The burden of direct and indirect taxation still falls heavily on PAYE workers and their dependents. In 1987, the share of the national economy going to profits, interest and dividends was 31%; the share to wages, pension and social security was 69% (the share for the working class). After ten years of social partnership, the share going to profits, interest and dividends had risen to 41% and the share going to workers had dropped to 59%.
The Social partnership deals from 1987 onwards weakened shop-floor organisation and the confidence of workers. This is why socialists and trade unionists must oppose social partnership today.
- Kieran Allen, Fianna Fáil and Irish Labour (Pluto, London, 1997) p. 159.
- Diarmaid Ferriter, Ambiguous Republic: Ireland in the 1970s (Profile, London, 2013), p. 508.
- Paul Sweeney. ‘Symposium on taxation – The PAYE sector’s perspective of taxation and trade union demand for reform’, in Dublin: Journal of the Statistical and Social Inquiry Society of Ireland, Vol. XXV No.1, 1983/1984, pp27-35 – http://www.tara.tcd.ie/handle/2262/7828
- Allen, Fianna Fáil and Irish Labour, p. 145
- Eugene McEldowney ‘700,000 demand tax reform in countrywide protest marches’, The Irish Times (23 January 1980), p. 1.
- Fergus Black, ‘Thousands join in march over PRSI payments’, Irish Press (25 May 1982), p. 5.
- Gene McKenna, ‘Next a Strike Wave? Marchers demand reforms by Dukes’, Irish Press (14 April 1983), p. 1.
- Ferriter, Ambiguous Republic, p. 511.
- Ibid. p. 521.

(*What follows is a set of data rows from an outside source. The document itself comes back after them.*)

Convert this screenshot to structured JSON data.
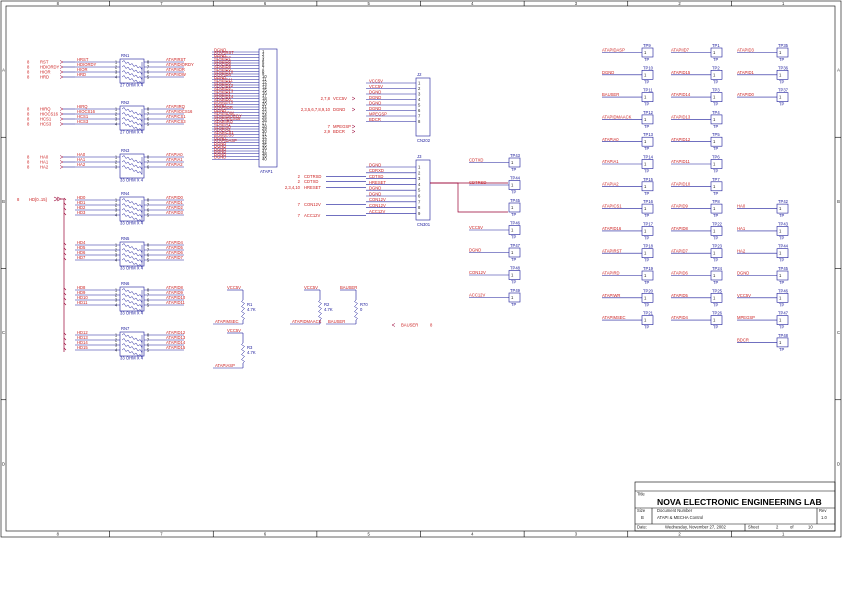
{
  "border": {
    "cols": [
      "8",
      "7",
      "6",
      "5",
      "4",
      "3",
      "2",
      "1"
    ],
    "rows": [
      "A",
      "B",
      "C",
      "D"
    ]
  },
  "title_block": {
    "company": "NOVA ELECTRONIC ENGINEERING LAB",
    "title_label": "Title",
    "size_label": "Size",
    "size": "B",
    "docnum_label": "Document Number",
    "docnum": "ATAPI & MECHA Control",
    "rev_label": "Rev",
    "rev": "1.0",
    "date_label": "Date:",
    "date": "Wednesday, November 27, 2002",
    "sheet_label": "Sheet",
    "sheet": "2",
    "of_label": "of",
    "sheets": "10"
  },
  "rnets": [
    {
      "ref": "RN1",
      "value": "27 OHM X 4",
      "left": [
        {
          "pin": "8",
          "net": "RST"
        },
        {
          "pin": "8",
          "net": "HDIORDY"
        },
        {
          "pin": "8",
          "net": "HIOR"
        },
        {
          "pin": "8",
          "net": "HRD"
        }
      ],
      "in": [
        "HRST",
        "HDIORDY",
        "HIOR",
        "HRD"
      ],
      "out": [
        "ATAPIRST",
        "ATAPIDIORDY",
        "ATAPIIOR",
        "ATAPIIOW"
      ]
    },
    {
      "ref": "RN2",
      "value": "27 OHM X 4",
      "left": [
        {
          "pin": "8",
          "net": "HIRQ"
        },
        {
          "pin": "8",
          "net": "HIOCS16"
        },
        {
          "pin": "8",
          "net": "HCS1"
        },
        {
          "pin": "8",
          "net": "HCS3"
        }
      ],
      "in": [
        "HIRQ",
        "HIOCS16",
        "HCS1",
        "HCS3"
      ],
      "out": [
        "ATAPIIRQ",
        "ATAPIIOCS16",
        "ATAPICS1",
        "ATAPICS3"
      ]
    },
    {
      "ref": "RN3",
      "value": "33 OHM X 4",
      "left": [
        {
          "pin": "8",
          "net": "HA0"
        },
        {
          "pin": "8",
          "net": "HA1"
        },
        {
          "pin": "8",
          "net": "HA2"
        }
      ],
      "in": [
        "HA0",
        "HA1",
        "HA2",
        ""
      ],
      "out": [
        "ATAPIA0",
        "ATAPIA1",
        "ATAPIA2",
        ""
      ]
    },
    {
      "ref": "RN4",
      "value": "33 OHM X 4",
      "left": [],
      "in": [
        "HD0",
        "HD1",
        "HD2",
        "HD3"
      ],
      "out": [
        "ATAPID0",
        "ATAPID1",
        "ATAPID2",
        "ATAPID3"
      ]
    },
    {
      "ref": "RN5",
      "value": "33 OHM X 4",
      "left": [],
      "in": [
        "HD4",
        "HD5",
        "HD6",
        "HD7"
      ],
      "out": [
        "ATAPID4",
        "ATAPID5",
        "ATAPID6",
        "ATAPID7"
      ]
    },
    {
      "ref": "RN6",
      "value": "33 OHM X 4",
      "left": [],
      "in": [
        "HD8",
        "HD9",
        "HD10",
        "HD11"
      ],
      "out": [
        "ATAPID8",
        "ATAPID9",
        "ATAPID10",
        "ATAPID11"
      ]
    },
    {
      "ref": "RN7",
      "value": "33 OHM X 4",
      "left": [],
      "in": [
        "HD12",
        "HD13",
        "HD14",
        "HD15"
      ],
      "out": [
        "ATAPID12",
        "ATAPID13",
        "ATAPID14",
        "ATAPID15"
      ]
    }
  ],
  "hdbus": {
    "pin": "8",
    "label": "HD[0..15]"
  },
  "j1": {
    "ref": "ATAP1",
    "nets": [
      "DGND",
      "ATAPIRST",
      "DGND",
      "ATAPID7",
      "ATAPID8",
      "ATAPID6",
      "ATAPID9",
      "ATAPID5",
      "ATAPID10",
      "ATAPID4",
      "DGND",
      "ATAPID11",
      "ATAPID3",
      "ATAPID12",
      "ATAPID2",
      "ATAPID13",
      "ATAPID1",
      "ATAPID14",
      "ATAPID0",
      "ATAPID15",
      "DGND",
      "ATAPIIOR",
      "DGND",
      "ATAPIIOW",
      "ATAPIDIORDY",
      "ATAPIIOCS16",
      "ATAPIIRQ",
      "ATAPIA1",
      "ATAPIA0",
      "ATAPIA2",
      "ATAPICS1",
      "ATAPICS3",
      "DGND",
      "ATAPIDASP",
      "DGND",
      "DGND",
      "DGND",
      "DGND",
      "DGND",
      "DGND"
    ]
  },
  "cn202": {
    "ref": "CN202",
    "left": [
      {
        "pins": "2,7,8",
        "net": "VCC5V"
      },
      {
        "pins": "2,3,5,6,7,8,9,10",
        "net": "DGND"
      },
      {
        "pins": "7",
        "net": "MPEGSP"
      },
      {
        "pins": "2,9",
        "net": "BDCR"
      }
    ],
    "nets": [
      "VCC5V",
      "VCC5V",
      "DGND",
      "DGND",
      "DGND",
      "DGND",
      "MPEGSP",
      "BDCR"
    ]
  },
  "cn301": {
    "ref": "CN301",
    "left": [
      {
        "pins": "2",
        "net": "CDTRSD"
      },
      {
        "pins": "2",
        "net": "CDTXD"
      },
      {
        "pins": "2,3,4,10",
        "net": "HRESET"
      },
      {
        "pins": "7",
        "net": "CON12V"
      },
      {
        "pins": "7",
        "net": "ACC12V"
      }
    ],
    "nets": [
      "DGND",
      "CDRXD",
      "CDTXD",
      "HRESET",
      "DGND",
      "DGND",
      "CON12V",
      "CON12V",
      "ACC12V"
    ]
  },
  "resistors": [
    {
      "ref": "R1",
      "value": "4.7K",
      "top": "VCC5V",
      "bottom": "ATAPIMSEC"
    },
    {
      "ref": "R2",
      "value": "4.7K",
      "top": "VCC5V",
      "bottom": "ATAPIDMAACK"
    },
    {
      "ref": "R3",
      "value": "4.7K",
      "top": "VCC5V",
      "bottom": "ATAPIASP"
    },
    {
      "ref": "R70",
      "value": "0",
      "top": "BAUSER",
      "bottom": "BAUSER"
    }
  ],
  "r70_right": {
    "net": "BAUSER",
    "pin": "8"
  },
  "mid_tps": [
    {
      "ref": "TP43",
      "net": "CDTXD"
    },
    {
      "ref": "TP44",
      "net": "CDTRSD"
    },
    {
      "ref": "TP45",
      "net": ""
    },
    {
      "ref": "TP46",
      "net": "VCC5V"
    },
    {
      "ref": "TP47",
      "net": "DGND"
    },
    {
      "ref": "TP48",
      "net": "CON12V"
    },
    {
      "ref": "TP49",
      "net": "ACC12V"
    }
  ],
  "tp_cols": [
    [
      {
        "ref": "TP9",
        "net": "ATAPIDASP"
      },
      {
        "ref": "TP10",
        "net": "DGND"
      },
      {
        "ref": "TP11",
        "net": "BAUSER"
      },
      {
        "ref": "TP12",
        "net": "ATAPIDMAACK"
      },
      {
        "ref": "TP13",
        "net": "ATAPIA0"
      },
      {
        "ref": "TP14",
        "net": "ATAPIA1"
      },
      {
        "ref": "TP15",
        "net": "ATAPIA2"
      },
      {
        "ref": "TP16",
        "net": "ATAPICS1"
      },
      {
        "ref": "TP17",
        "net": "ATAPID16"
      },
      {
        "ref": "TP18",
        "net": "ATAPIRST"
      },
      {
        "ref": "TP19",
        "net": "ATAPIRD"
      },
      {
        "ref": "TP20",
        "net": "ATAPIWR"
      },
      {
        "ref": "TP21",
        "net": "ATAPIMSEC"
      }
    ],
    [
      {
        "ref": "TP1",
        "net": "ATAPIID7"
      },
      {
        "ref": "TP2",
        "net": "ATAPID15"
      },
      {
        "ref": "TP3",
        "net": "ATAPID14"
      },
      {
        "ref": "TP4",
        "net": "ATAPID13"
      },
      {
        "ref": "TP5",
        "net": "ATAPID12"
      },
      {
        "ref": "TP6",
        "net": "ATAPID11"
      },
      {
        "ref": "TP7",
        "net": "ATAPID10"
      },
      {
        "ref": "TP8",
        "net": "ATAPID9"
      },
      {
        "ref": "TP22",
        "net": "ATAPID8"
      },
      {
        "ref": "TP23",
        "net": "ATAPID7"
      },
      {
        "ref": "TP24",
        "net": "ATAPID6"
      },
      {
        "ref": "TP25",
        "net": "ATAPID5"
      },
      {
        "ref": "TP26",
        "net": "ATAPID4"
      }
    ],
    [
      {
        "ref": "TP35",
        "net": "ATAPID3"
      },
      {
        "ref": "TP36",
        "net": "ATAPID1"
      },
      {
        "ref": "TP37",
        "net": "ATAPID0"
      },
      {
        "ref": "TP38",
        "net": ""
      },
      {
        "ref": "TP39",
        "net": ""
      },
      {
        "ref": "TP40",
        "net": ""
      },
      {
        "ref": "TP41",
        "net": ""
      },
      {
        "ref": "TP42",
        "net": "HA0"
      },
      {
        "ref": "TP43",
        "net": "HA1"
      },
      {
        "ref": "TP44",
        "net": "HA2"
      },
      {
        "ref": "TP45",
        "net": "DGND"
      },
      {
        "ref": "TP46",
        "net": "VCC5V"
      },
      {
        "ref": "TP47",
        "net": "MPEGSP"
      },
      {
        "ref": "TP48",
        "net": "BDCR"
      }
    ]
  ],
  "tp_label": "TP",
  "colors": {
    "net": "#cc2222",
    "part": "#1a1a9a",
    "bus": "#990033"
  }
}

- The following paragraphs are derived from Kieran Allen, Fianna Fáil and Irish Labour (Pluto, London, 1997) p. 151-172